(Dataset rows for apps and sites)
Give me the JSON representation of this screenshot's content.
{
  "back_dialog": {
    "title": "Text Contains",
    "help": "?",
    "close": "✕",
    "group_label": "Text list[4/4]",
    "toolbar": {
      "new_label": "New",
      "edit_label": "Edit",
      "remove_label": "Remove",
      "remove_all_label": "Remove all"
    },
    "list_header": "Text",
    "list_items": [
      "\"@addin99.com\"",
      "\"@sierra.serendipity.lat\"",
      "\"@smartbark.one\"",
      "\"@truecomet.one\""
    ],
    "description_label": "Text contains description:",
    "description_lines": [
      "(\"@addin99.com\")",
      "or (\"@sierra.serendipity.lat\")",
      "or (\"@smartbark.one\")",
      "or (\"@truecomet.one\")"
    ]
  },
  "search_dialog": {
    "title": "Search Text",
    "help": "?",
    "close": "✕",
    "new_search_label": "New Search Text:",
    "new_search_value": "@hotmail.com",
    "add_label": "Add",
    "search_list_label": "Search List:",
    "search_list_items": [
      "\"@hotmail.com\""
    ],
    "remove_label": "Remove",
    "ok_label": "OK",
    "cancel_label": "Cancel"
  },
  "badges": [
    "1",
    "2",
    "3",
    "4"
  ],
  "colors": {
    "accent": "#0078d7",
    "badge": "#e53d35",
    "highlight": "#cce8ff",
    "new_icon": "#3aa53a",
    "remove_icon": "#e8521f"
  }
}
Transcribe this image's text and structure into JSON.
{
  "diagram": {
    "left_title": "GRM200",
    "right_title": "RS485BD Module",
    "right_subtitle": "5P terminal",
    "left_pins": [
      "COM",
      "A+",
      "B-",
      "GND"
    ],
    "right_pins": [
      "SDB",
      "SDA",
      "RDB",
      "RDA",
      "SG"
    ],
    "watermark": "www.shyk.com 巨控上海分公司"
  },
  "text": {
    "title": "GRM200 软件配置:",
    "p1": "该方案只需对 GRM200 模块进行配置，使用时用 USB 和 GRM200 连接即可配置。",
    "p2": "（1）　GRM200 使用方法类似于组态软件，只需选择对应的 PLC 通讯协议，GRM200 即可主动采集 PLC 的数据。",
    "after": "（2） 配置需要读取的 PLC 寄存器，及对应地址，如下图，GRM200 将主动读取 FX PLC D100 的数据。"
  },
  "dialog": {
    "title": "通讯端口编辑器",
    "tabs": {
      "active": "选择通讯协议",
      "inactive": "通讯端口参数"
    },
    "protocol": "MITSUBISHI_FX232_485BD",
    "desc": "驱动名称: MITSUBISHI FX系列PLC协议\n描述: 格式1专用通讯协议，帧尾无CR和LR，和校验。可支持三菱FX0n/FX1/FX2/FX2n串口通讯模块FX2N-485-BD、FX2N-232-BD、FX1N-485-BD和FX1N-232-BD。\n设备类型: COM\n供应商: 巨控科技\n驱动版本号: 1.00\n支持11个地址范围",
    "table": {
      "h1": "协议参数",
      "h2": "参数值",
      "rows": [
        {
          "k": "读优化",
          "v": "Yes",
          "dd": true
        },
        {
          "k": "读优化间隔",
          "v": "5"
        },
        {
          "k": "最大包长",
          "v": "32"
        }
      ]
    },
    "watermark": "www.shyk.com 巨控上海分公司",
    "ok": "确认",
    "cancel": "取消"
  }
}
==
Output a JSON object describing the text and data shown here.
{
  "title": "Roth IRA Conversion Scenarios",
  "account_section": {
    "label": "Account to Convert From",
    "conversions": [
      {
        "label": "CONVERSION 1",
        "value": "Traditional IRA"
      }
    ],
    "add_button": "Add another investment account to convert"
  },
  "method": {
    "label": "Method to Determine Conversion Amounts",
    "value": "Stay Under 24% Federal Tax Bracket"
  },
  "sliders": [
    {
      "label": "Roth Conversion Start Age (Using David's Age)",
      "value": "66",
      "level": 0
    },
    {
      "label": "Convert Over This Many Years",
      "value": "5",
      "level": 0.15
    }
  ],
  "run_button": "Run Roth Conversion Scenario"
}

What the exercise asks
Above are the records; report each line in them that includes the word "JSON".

Written response
Give me the JSON representation of this screenshot's content.
Transcribe this image's text and structure into JSON.
Output a JSON object describing the text and data shown here.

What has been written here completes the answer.